Dataset entries.
|---|
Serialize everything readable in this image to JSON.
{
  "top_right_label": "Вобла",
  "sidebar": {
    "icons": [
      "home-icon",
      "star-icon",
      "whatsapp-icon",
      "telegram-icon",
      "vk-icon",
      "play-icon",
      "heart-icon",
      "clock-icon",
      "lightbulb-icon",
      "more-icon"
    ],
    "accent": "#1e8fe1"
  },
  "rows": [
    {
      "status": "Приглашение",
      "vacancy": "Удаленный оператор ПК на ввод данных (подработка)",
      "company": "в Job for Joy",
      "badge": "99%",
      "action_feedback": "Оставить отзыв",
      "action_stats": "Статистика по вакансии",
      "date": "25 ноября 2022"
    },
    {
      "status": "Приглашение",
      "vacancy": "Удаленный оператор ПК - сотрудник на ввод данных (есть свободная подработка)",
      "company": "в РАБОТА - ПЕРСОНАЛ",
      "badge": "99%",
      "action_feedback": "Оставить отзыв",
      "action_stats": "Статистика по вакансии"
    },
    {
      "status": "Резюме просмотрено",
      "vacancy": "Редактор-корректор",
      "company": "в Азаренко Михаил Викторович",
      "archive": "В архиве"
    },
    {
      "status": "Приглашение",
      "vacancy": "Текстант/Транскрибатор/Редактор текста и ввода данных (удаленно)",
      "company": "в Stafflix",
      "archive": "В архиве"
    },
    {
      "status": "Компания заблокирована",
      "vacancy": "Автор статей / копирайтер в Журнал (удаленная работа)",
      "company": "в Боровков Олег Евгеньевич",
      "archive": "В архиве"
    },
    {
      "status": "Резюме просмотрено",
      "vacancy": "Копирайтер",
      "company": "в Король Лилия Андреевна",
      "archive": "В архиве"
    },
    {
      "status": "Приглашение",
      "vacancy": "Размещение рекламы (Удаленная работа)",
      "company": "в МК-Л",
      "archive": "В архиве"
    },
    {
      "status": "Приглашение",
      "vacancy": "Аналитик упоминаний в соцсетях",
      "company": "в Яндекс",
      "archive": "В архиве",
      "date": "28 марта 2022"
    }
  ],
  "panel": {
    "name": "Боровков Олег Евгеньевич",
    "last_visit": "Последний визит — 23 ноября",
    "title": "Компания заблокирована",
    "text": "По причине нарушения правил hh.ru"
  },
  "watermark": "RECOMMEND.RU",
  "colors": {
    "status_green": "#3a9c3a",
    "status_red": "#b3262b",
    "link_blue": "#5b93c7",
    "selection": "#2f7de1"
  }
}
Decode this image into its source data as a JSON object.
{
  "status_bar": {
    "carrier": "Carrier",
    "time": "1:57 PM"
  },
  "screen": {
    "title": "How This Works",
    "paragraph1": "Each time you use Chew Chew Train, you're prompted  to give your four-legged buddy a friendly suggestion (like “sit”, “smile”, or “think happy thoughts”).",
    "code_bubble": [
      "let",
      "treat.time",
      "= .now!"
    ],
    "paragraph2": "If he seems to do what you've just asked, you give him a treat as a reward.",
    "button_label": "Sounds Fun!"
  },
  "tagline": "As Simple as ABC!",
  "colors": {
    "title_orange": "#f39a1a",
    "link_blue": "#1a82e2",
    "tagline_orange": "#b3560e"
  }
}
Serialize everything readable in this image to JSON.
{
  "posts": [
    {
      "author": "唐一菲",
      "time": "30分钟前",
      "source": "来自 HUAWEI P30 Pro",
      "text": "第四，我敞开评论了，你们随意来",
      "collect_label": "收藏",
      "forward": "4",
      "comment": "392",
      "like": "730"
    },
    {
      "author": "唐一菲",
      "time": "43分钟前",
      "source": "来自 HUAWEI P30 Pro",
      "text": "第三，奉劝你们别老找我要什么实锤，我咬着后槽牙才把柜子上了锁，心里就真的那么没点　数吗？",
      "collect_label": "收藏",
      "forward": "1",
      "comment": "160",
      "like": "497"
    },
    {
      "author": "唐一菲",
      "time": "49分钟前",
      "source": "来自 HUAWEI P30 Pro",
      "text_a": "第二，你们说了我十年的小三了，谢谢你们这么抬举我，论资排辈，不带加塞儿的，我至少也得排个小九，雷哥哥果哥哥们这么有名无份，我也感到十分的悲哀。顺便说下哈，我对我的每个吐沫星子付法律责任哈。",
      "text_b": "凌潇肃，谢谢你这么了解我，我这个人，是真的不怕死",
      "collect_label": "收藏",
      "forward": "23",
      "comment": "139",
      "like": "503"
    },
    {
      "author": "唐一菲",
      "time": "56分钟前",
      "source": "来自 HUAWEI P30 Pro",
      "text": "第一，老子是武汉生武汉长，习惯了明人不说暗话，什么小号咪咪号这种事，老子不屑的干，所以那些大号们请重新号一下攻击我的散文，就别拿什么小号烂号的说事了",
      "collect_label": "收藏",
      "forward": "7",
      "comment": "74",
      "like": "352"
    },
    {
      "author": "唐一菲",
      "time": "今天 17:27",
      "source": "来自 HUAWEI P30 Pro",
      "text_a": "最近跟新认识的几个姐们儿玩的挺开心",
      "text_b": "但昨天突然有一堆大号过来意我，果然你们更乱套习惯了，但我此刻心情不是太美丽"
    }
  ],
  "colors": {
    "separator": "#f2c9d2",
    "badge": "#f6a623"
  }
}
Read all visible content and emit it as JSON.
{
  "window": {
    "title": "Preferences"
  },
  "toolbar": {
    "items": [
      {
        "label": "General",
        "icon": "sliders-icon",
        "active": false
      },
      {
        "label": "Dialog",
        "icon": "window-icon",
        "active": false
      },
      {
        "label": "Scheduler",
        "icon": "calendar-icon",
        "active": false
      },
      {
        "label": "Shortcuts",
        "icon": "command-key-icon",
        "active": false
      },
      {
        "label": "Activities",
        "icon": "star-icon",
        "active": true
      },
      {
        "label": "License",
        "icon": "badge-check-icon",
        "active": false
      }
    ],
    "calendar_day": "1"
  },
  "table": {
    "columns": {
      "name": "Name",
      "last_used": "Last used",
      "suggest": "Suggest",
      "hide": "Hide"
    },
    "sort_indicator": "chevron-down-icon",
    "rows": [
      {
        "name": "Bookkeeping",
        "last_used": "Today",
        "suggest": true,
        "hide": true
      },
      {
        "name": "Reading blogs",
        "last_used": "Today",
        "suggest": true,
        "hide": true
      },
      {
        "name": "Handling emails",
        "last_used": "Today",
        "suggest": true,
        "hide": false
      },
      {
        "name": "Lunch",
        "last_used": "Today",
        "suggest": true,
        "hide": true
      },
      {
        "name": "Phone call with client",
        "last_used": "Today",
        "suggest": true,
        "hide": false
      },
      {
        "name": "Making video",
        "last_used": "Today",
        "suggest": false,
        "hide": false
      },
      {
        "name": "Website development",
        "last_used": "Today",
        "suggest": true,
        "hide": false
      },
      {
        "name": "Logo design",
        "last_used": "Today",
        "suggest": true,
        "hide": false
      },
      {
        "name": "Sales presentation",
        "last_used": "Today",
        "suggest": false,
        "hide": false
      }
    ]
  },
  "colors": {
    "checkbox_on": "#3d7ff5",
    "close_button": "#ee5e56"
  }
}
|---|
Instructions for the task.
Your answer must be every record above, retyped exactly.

Exercise response.
Serialize everything readable in this image to JSON.
{
  "top_right_label": "Вобла",
  "sidebar": {
    "icons": [
      "home-icon",
      "star-icon",
      "whatsapp-icon",
      "telegram-icon",
      "vk-icon",
      "play-icon",
      "heart-icon",
      "clock-icon",
      "lightbulb-icon",
      "more-icon"
    ],
    "accent": "#1e8fe1"
  },
  "rows": [
    {
      "status": "Приглашение",
      "vacancy": "Удаленный оператор ПК на ввод данных (подработка)",
      "company": "в Job for Joy",
      "badge": "99%",
      "action_feedback": "Оставить отзыв",
      "action_stats": "Статистика по вакансии",
      "date": "25 ноября 2022"
    },
    {
      "status": "Приглашение",
      "vacancy": "Удаленный оператор ПК - сотрудник на ввод данных (есть свободная подработка)",
      "company": "в РАБОТА - ПЕРСОНАЛ",
      "badge": "99%",
      "action_feedback": "Оставить отзыв",
      "action_stats": "Статистика по вакансии"
    },
    {
      "status": "Резюме просмотрено",
      "vacancy": "Редактор-корректор",
      "company": "в Азаренко Михаил Викторович",
      "archive": "В архиве"
    },
    {
      "status": "Приглашение",
      "vacancy": "Текстант/Транскрибатор/Редактор текста и ввода данных (удаленно)",
      "company": "в Stafflix",
      "archive": "В архиве"
    },
    {
      "status": "Компания заблокирована",
      "vacancy": "Автор статей / копирайтер в Журнал (удаленная работа)",
      "company": "в Боровков Олег Евгеньевич",
      "archive": "В архиве"
    },
    {
      "status": "Резюме просмотрено",
      "vacancy": "Копирайтер",
      "company": "в Король Лилия Андреевна",
      "archive": "В архиве"
    },
    {
      "status": "Приглашение",
      "vacancy": "Размещение рекламы (Удаленная работа)",
      "company": "в МК-Л",
      "archive": "В архиве"
    },
    {
      "status": "Приглашение",
      "vacancy": "Аналитик упоминаний в соцсетях",
      "company": "в Яндекс",
      "archive": "В архиве",
      "date": "28 марта 2022"
    }
  ],
  "panel": {
    "name": "Боровков Олег Евгеньевич",
    "last_visit": "Последний визит — 23 ноября",
    "title": "Компания заблокирована",
    "text": "По причине нарушения правил hh.ru"
  },
  "watermark": "RECOMMEND.RU",
  "colors": {
    "status_green": "#3a9c3a",
    "status_red": "#b3262b",
    "link_blue": "#5b93c7",
    "selection": "#2f7de1"
  }
}
Decode this image into its source data as a JSON object.
{
  "status_bar": {
    "carrier": "Carrier",
    "time": "1:57 PM"
  },
  "screen": {
    "title": "How This Works",
    "paragraph1": "Each time you use Chew Chew Train, you're prompted  to give your four-legged buddy a friendly suggestion (like “sit”, “smile”, or “think happy thoughts”).",
    "code_bubble": [
      "let",
      "treat.time",
      "= .now!"
    ],
    "paragraph2": "If he seems to do what you've just asked, you give him a treat as a reward.",
    "button_label": "Sounds Fun!"
  },
  "tagline": "As Simple as ABC!",
  "colors": {
    "title_orange": "#f39a1a",
    "link_blue": "#1a82e2",
    "tagline_orange": "#b3560e"
  }
}
Serialize everything readable in this image to JSON.
{
  "posts": [
    {
      "author": "唐一菲",
      "time": "30分钟前",
      "source": "来自 HUAWEI P30 Pro",
      "text": "第四，我敞开评论了，你们随意来",
      "collect_label": "收藏",
      "forward": "4",
      "comment": "392",
      "like": "730"
    },
    {
      "author": "唐一菲",
      "time": "43分钟前",
      "source": "来自 HUAWEI P30 Pro",
      "text": "第三，奉劝你们别老找我要什么实锤，我咬着后槽牙才把柜子上了锁，心里就真的那么没点　数吗？",
      "collect_label": "收藏",
      "forward": "1",
      "comment": "160",
      "like": "497"
    },
    {
      "author": "唐一菲",
      "time": "49分钟前",
      "source": "来自 HUAWEI P30 Pro",
      "text_a": "第二，你们说了我十年的小三了，谢谢你们这么抬举我，论资排辈，不带加塞儿的，我至少也得排个小九，雷哥哥果哥哥们这么有名无份，我也感到十分的悲哀。顺便说下哈，我对我的每个吐沫星子付法律责任哈。",
      "text_b": "凌潇肃，谢谢你这么了解我，我这个人，是真的不怕死",
      "collect_label": "收藏",
      "forward": "23",
      "comment": "139",
      "like": "503"
    },
    {
      "author": "唐一菲",
      "time": "56分钟前",
      "source": "来自 HUAWEI P30 Pro",
      "text": "第一，老子是武汉生武汉长，习惯了明人不说暗话，什么小号咪咪号这种事，老子不屑的干，所以那些大号们请重新号一下攻击我的散文，就别拿什么小号烂号的说事了",
      "collect_label": "收藏",
      "forward": "7",
      "comment": "74",
      "like": "352"
    },
    {
      "author": "唐一菲",
      "time": "今天 17:27",
      "source": "来自 HUAWEI P30 Pro",
      "text_a": "最近跟新认识的几个姐们儿玩的挺开心",
      "text_b": "但昨天突然有一堆大号过来意我，果然你们更乱套习惯了，但我此刻心情不是太美丽"
    }
  ],
  "colors": {
    "separator": "#f2c9d2",
    "badge": "#f6a623"
  }
}
Read all visible content and emit it as JSON.
{
  "window": {
    "title": "Preferences"
  },
  "toolbar": {
    "items": [
      {
        "label": "General",
        "icon": "sliders-icon",
        "active": false
      },
      {
        "label": "Dialog",
        "icon": "window-icon",
        "active": false
      },
      {
        "label": "Scheduler",
        "icon": "calendar-icon",
        "active": false
      },
      {
        "label": "Shortcuts",
        "icon": "command-key-icon",
        "active": false
      },
      {
        "label": "Activities",
        "icon": "star-icon",
        "active": true
      },
      {
        "label": "License",
        "icon": "badge-check-icon",
        "active": false
      }
    ],
    "calendar_day": "1"
  },
  "table": {
    "columns": {
      "name": "Name",
      "last_used": "Last used",
      "suggest": "Suggest",
      "hide": "Hide"
    },
    "sort_indicator": "chevron-down-icon",
    "rows": [
      {
        "name": "Bookkeeping",
        "last_used": "Today",
        "suggest": true,
        "hide": true
      },
      {
        "name": "Reading blogs",
        "last_used": "Today",
        "suggest": true,
        "hide": true
      },
      {
        "name": "Handling emails",
        "last_used": "Today",
        "suggest": true,
        "hide": false
      },
      {
        "name": "Lunch",
        "last_used": "Today",
        "suggest": true,
        "hide": true
      },
      {
        "name": "Phone call with client",
        "last_used": "Today",
        "suggest": true,
        "hide": false
      },
      {
        "name": "Making video",
        "last_used": "Today",
        "suggest": false,
        "hide": false
      },
      {
        "name": "Website development",
        "last_used": "Today",
        "suggest": true,
        "hide": false
      },
      {
        "name": "Logo design",
        "last_used": "Today",
        "suggest": true,
        "hide": false
      },
      {
        "name": "Sales presentation",
        "last_used": "Today",
        "suggest": false,
        "hide": false
      }
    ]
  },
  "colors": {
    "checkbox_on": "#3d7ff5",
    "close_button": "#ee5e56"
  }
}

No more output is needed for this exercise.